[Data for analysis Boundary: Start]

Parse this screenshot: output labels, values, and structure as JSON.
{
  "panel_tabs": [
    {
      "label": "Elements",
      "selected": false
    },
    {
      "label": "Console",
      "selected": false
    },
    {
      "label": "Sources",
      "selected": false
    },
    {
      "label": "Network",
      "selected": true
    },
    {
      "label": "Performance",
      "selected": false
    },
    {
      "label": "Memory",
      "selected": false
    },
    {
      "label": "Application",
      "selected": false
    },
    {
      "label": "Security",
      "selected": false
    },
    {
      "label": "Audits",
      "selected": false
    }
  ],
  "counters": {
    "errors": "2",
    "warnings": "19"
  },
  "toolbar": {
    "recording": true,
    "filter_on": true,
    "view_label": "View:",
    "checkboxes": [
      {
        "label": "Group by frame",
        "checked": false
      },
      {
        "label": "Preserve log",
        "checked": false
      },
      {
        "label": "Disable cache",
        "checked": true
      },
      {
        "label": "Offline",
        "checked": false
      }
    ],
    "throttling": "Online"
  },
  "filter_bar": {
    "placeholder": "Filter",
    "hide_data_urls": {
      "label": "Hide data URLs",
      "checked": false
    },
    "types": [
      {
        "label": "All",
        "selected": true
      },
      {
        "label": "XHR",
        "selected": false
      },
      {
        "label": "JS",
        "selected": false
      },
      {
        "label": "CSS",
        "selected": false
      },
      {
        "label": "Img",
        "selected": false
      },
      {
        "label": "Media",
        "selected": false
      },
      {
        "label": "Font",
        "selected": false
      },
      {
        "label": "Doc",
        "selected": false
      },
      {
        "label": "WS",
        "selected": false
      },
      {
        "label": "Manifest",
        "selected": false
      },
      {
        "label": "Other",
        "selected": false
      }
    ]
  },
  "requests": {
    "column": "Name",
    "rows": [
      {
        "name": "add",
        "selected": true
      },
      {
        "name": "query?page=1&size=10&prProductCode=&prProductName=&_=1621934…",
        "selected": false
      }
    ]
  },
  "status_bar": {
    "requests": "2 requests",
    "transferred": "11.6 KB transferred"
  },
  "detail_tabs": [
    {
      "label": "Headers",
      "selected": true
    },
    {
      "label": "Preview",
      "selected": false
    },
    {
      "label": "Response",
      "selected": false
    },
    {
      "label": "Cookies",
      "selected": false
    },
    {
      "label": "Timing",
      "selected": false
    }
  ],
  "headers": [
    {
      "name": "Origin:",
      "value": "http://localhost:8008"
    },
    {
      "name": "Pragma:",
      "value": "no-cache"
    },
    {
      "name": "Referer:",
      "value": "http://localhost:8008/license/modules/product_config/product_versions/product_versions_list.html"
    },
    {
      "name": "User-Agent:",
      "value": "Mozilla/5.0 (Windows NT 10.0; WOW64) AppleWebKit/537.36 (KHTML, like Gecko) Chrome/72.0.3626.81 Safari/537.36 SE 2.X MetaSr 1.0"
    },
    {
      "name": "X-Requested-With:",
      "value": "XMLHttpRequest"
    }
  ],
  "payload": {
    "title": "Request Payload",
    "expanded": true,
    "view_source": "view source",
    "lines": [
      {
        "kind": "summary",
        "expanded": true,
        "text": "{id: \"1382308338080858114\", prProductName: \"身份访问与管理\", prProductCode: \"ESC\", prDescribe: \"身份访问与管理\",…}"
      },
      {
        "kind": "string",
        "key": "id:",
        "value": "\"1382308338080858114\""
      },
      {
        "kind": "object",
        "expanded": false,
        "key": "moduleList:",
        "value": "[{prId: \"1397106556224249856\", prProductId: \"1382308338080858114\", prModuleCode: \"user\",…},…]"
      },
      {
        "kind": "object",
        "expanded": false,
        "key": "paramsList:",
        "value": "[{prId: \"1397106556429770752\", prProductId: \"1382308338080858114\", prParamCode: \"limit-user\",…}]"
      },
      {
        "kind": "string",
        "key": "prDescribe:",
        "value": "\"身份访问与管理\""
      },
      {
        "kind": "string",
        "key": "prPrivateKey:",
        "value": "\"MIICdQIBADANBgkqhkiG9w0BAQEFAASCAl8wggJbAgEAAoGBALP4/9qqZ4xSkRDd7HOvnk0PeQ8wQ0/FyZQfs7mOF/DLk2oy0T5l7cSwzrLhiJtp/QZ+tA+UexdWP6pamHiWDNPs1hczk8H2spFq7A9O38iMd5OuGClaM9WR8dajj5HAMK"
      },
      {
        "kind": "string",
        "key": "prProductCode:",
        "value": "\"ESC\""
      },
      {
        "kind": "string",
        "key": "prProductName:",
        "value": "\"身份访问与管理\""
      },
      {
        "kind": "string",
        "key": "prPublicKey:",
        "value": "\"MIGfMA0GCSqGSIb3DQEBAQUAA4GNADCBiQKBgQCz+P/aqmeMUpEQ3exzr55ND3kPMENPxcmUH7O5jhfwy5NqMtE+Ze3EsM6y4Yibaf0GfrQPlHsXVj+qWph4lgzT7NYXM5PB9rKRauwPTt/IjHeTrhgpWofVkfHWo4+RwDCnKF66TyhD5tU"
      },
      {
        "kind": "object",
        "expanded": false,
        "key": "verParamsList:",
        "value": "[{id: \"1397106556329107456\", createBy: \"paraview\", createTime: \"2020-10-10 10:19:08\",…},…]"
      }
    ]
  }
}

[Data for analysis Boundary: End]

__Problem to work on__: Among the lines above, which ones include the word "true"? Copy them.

__Task solution__:
      "selected": true
    "recording": true,
    "filter_on": true,
        "checked": true
        "selected": true
        "selected": true
      "selected": true
    "expanded": true,
        "expanded": true,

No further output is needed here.